In July, our partner, the Movimento dos Atingidos por Barragens (Movement of People Affected by Dams, MAB) led two regional and international meetings to share lessons, to coordinate struggles, and most of all, to collectively heal.
“How can you measure the problems that afflict those affected people? How can you measure the value of the loss of loved ones, of the loves of life, or of life itself?” asked Iury Paulino, a member of MAB’s national coordination committee, at the 2nd Meeting of Affected of the Amazon Rainforest.
His family had built a secure, comfortable life as farmers. But the construction of the Castanhão Dam displaced them from their productive rural land and drove them into the city. After that, they suffered so many hardships that Iury’s grandparents fell into a deep depression and passed away.
The many MAB feminists who participated also spoke about their struggles as women in their communities. Daiane Lima, a teacher in Godofredo Viana, Maranhão, described how a burst tailings dam from a gold mine had contaminated her community’s groundwater with toxic metals.
That’s why MAB and other movements in Brazil are backing a bill to finally codify human rights for families like Iury’s and Daiane’s — to prevent future tragedies at the hands of dam companies.
A Crucial Space for Collaboration
The meetings took place as movements from across Latin America converged in Belém do Pará, Brazil for the 10th Pan-Amazonian Social Forum (FOSPA). Activists from peasant, Indigenous, feminist, and labor movements represented groups from Brazil, French Guiana, Suriname, Guyana, Venezuela, Colombia, Ecuador, Peru, and Bolivia.
For 20 years, FOSPA has provided crucial spaces for continental collaboration to protect the Amazon river and rainforest and strengthen social movements. Stopping climate change is impossible without stopping the destruction of the Amazon. So FOSPA seeks to uplift the experiences of communities in the Amazon basin as they fight for an alternative to destructive resource extraction.

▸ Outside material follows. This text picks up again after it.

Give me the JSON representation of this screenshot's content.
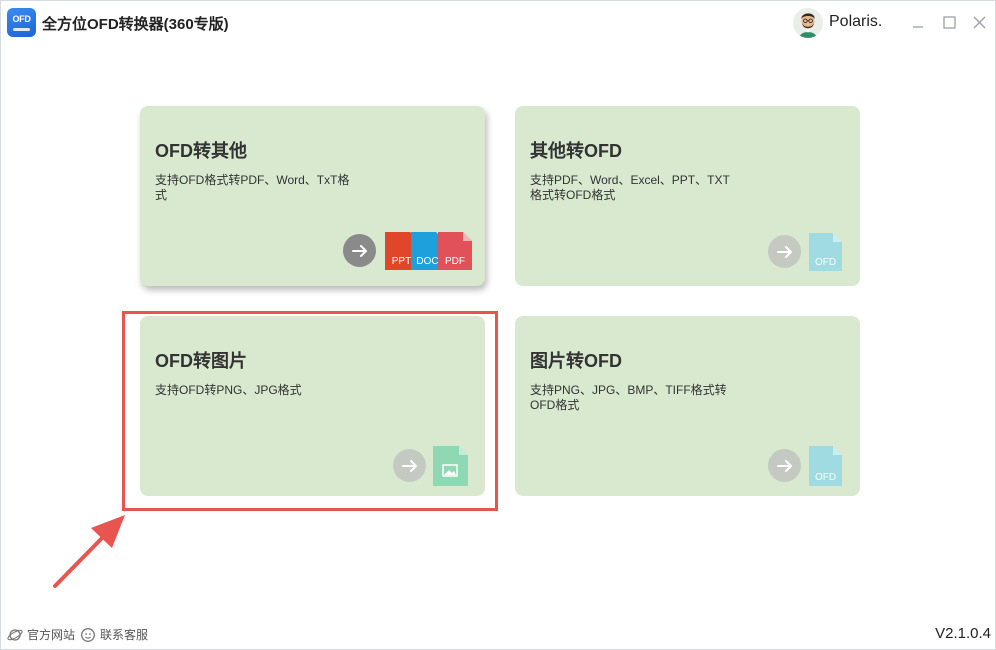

Related to FOSPA’s regional focus, MAB helped organize the First Meeting of People Affected from Pan-Amazonian Countries. This brought together similar movements of people affected by dams from Peru, Bolivia, and elsewhere. Movimiento de Afectados por Represas en Latinoamerica (Movement of People Affected by Dams of Latin America, MAR) also launched the second issue of their magazine, enMARcha, during the conference.
We know how important these regional and international spaces are. That’s why we contributed $30,000 to support MAB in bringing delegates from across the region to FOSPA. As movements fight for the future of the Amazon basin, they are fighting for the future of all of us.
Below, check out photos from FOSPA provided by MAB.